A side dressing is composed with 4cl basic vinaigrette, 20 g mashed truffles and 1 cl of truffle oil.
To make a basic vinaigrette you need 20cl of olive oil, 10cl of reduced vegetable consomme, 10 cl balsamic vinegar, 10 cl red wine vinegar, 10 cl truffle juice and Fleur de sel. Parmesan cheese.
The black gold "Perigord truffle"
Making the salad:
Clean the truffles under cold running water with a nailbrush. dry the truffles and peel with a fine bladeknife. (set the triming apart for another use. Keep always truffles in sealed jar in the fridge to avoid the dominant smell of truffles to affect your fridge content).

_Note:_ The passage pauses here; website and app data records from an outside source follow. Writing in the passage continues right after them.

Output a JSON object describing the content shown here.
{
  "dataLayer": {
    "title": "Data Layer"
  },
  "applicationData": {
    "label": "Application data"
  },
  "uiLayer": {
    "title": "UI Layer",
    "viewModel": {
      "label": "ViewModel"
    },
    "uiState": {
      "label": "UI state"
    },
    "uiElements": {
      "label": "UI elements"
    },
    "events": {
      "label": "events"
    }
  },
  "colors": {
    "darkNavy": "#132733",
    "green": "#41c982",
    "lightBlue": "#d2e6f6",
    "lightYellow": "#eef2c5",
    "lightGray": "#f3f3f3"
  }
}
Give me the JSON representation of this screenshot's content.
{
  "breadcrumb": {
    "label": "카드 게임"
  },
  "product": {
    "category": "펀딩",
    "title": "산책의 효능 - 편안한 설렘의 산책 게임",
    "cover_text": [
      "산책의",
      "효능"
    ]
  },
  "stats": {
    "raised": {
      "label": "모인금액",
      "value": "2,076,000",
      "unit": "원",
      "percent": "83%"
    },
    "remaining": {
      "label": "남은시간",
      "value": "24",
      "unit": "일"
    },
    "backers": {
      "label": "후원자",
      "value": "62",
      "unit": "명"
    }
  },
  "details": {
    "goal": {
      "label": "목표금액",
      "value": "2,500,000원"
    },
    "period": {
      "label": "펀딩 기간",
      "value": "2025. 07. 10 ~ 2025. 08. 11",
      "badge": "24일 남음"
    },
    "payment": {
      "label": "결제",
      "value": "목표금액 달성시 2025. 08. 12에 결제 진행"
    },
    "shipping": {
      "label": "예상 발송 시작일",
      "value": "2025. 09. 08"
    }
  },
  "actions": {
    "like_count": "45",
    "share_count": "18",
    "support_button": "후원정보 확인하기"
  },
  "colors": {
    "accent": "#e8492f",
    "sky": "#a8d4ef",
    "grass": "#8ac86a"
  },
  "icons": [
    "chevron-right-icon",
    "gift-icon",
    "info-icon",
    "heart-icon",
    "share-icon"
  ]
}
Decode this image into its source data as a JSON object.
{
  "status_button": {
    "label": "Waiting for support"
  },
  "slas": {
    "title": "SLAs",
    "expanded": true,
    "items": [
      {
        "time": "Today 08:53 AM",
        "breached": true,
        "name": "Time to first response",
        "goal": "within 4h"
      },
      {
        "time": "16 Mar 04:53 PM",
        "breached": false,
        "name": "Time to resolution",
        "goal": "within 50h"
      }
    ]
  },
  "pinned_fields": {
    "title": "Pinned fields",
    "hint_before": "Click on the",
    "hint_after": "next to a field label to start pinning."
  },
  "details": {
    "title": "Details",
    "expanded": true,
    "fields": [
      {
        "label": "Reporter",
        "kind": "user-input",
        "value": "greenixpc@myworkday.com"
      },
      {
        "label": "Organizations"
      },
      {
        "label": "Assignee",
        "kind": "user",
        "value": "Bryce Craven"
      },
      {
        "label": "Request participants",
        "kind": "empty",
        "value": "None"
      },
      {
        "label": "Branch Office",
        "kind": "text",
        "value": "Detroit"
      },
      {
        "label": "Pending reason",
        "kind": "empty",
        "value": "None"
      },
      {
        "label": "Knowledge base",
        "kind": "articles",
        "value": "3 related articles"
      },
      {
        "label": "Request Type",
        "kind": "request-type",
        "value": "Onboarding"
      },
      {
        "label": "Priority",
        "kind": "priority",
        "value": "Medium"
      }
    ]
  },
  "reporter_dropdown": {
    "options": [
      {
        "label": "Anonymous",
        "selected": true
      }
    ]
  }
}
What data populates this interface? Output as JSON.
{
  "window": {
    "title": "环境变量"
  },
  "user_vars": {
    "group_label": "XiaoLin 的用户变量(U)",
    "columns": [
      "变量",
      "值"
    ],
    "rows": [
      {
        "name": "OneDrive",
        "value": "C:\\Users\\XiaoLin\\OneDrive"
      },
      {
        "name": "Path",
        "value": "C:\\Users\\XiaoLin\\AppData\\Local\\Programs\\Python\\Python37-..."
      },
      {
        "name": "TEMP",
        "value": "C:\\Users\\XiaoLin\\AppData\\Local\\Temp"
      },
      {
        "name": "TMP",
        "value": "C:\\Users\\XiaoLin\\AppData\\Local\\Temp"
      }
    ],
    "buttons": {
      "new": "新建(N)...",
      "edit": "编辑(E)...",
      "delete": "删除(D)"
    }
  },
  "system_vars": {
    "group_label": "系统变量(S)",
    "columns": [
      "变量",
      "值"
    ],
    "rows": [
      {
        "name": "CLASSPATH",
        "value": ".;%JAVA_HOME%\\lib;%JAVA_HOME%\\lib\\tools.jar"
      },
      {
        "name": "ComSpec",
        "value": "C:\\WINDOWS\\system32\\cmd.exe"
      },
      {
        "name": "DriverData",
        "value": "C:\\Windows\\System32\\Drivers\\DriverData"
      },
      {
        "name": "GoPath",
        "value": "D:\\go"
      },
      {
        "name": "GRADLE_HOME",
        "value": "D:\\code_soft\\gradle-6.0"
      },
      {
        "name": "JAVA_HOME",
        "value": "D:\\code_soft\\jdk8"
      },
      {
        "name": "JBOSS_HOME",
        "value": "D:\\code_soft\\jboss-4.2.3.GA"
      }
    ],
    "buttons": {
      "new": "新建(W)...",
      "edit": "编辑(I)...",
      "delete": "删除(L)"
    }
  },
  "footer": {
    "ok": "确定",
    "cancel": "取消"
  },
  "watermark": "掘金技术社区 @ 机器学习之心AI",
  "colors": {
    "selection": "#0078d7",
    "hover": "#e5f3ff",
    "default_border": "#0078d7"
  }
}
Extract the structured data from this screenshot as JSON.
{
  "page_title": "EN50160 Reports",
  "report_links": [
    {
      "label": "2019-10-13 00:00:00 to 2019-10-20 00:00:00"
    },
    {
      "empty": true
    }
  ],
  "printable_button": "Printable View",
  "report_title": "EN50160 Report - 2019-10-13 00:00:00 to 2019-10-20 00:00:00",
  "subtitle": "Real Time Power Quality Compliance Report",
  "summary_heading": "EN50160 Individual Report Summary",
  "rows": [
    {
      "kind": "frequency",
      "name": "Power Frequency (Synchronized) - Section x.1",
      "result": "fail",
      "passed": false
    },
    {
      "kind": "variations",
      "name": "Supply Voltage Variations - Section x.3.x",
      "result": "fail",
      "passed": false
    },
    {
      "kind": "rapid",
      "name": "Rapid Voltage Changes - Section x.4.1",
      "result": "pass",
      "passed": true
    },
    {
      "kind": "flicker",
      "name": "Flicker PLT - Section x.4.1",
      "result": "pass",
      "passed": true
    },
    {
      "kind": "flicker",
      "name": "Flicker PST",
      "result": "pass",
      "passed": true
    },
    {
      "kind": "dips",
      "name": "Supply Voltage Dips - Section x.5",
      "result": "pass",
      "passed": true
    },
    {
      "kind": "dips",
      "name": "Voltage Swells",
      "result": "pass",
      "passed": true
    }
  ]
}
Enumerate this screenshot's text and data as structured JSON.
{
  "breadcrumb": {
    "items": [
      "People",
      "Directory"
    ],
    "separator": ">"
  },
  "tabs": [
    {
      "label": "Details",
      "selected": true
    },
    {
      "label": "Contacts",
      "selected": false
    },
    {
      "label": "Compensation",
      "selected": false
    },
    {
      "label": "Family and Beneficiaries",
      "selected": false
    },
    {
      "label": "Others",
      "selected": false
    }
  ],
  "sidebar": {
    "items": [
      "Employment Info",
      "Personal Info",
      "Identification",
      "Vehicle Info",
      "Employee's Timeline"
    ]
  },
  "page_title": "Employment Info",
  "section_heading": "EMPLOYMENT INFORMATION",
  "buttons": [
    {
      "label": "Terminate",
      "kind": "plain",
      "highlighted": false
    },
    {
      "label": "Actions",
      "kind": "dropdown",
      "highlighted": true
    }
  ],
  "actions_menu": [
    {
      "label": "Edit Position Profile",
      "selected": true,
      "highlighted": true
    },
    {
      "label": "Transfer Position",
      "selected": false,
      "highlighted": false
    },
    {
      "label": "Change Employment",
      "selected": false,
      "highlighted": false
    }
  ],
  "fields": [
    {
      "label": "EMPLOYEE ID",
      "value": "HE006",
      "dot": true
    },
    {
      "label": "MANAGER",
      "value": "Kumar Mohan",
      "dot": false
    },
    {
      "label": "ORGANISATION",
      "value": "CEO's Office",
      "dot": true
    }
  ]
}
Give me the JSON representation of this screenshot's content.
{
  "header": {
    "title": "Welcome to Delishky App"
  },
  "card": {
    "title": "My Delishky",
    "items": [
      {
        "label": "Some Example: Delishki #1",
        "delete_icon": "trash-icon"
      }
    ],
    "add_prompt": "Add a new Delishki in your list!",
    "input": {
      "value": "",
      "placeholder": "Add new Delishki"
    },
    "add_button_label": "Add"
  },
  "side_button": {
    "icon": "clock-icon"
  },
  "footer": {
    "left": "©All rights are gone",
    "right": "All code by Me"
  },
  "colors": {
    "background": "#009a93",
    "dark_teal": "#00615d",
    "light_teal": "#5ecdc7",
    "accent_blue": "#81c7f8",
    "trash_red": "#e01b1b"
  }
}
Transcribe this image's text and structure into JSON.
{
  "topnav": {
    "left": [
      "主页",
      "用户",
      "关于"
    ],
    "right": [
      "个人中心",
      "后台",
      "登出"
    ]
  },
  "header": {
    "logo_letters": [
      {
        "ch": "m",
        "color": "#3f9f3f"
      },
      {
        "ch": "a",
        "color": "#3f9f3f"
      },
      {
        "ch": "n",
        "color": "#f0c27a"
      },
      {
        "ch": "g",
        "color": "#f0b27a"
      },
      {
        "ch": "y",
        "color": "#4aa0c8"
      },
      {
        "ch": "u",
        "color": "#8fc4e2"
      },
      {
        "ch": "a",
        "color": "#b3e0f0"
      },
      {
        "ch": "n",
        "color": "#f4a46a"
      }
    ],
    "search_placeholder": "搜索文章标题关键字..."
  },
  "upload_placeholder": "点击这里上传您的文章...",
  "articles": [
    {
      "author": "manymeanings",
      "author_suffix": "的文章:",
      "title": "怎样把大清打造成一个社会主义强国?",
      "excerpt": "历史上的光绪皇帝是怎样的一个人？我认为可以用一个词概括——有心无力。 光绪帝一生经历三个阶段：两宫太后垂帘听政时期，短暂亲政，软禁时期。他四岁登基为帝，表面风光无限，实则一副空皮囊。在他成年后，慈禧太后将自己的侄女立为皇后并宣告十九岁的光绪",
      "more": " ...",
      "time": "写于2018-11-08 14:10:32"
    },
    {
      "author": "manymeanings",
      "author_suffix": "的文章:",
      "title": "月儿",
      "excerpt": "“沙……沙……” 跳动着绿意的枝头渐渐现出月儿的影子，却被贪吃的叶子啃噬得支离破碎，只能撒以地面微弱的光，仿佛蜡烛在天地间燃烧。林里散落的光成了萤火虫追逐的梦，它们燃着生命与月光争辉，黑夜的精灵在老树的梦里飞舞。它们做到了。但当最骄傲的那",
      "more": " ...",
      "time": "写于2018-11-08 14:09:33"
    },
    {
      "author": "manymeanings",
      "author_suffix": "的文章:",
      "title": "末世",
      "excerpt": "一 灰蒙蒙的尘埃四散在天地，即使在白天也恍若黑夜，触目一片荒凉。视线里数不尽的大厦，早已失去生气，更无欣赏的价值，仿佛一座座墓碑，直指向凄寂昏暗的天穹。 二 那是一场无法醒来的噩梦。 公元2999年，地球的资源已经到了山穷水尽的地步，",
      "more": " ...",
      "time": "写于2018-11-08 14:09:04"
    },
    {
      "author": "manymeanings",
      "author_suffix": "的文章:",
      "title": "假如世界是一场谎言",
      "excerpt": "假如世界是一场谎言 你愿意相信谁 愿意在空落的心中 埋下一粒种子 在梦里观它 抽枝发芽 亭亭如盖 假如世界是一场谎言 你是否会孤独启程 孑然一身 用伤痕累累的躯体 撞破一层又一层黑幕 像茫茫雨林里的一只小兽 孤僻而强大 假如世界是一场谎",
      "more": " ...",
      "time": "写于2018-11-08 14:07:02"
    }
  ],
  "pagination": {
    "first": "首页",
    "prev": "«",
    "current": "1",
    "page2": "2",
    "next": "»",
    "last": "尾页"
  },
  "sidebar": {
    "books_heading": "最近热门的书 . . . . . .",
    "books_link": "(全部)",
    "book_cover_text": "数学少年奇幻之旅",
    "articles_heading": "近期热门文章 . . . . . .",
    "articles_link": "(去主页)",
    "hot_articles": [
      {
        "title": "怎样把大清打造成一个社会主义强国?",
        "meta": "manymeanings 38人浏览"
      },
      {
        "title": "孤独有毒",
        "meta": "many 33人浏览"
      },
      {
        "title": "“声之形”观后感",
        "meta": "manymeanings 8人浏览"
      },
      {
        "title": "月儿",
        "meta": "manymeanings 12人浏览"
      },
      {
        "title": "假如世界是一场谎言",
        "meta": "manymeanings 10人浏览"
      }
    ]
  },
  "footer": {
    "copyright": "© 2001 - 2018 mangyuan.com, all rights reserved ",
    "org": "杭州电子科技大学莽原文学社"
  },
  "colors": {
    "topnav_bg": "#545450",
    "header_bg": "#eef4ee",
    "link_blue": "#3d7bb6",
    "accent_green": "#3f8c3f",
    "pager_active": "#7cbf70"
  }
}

Stalk the morgeline lettuce, dandelion, aragula and porcelaine. Separate the curly endives and small lettuce and keep only the top of the leaves. Separate the lamb's lettuce leaves. Wash the letuces in a large amount of water keeping them separate and spin dry.
Separate the leaves of the chervil, fresh mint, tarragon, marjoram, green basil and chives. Keep only the top of the leaves. Wash the herbs in a large amount of water keeping them separate and spin.
Mix the herbs, lettuces, the Parmesan shavings and minced trufles. Season with 4 teaspoon of basic vinaigrette, fleur de sel and freshly ground pepper.
To finish and to plate the salad you have to mix all the vinaigrette ingredients. Put the lettuce and herb mis in the middle of a plate and shape a dome. Slices the truffles, dip the slices in the vinaigrette to season and cover the dome completely with the truffle slices.
Season the truffles slices with Fleur de Sel and freshly ground pepper, top with the marinated shallots and surround the dome with a ribbon of dressing, serve with a country bread toast.
Alain Ducasse cutting the black magic Perigord truffle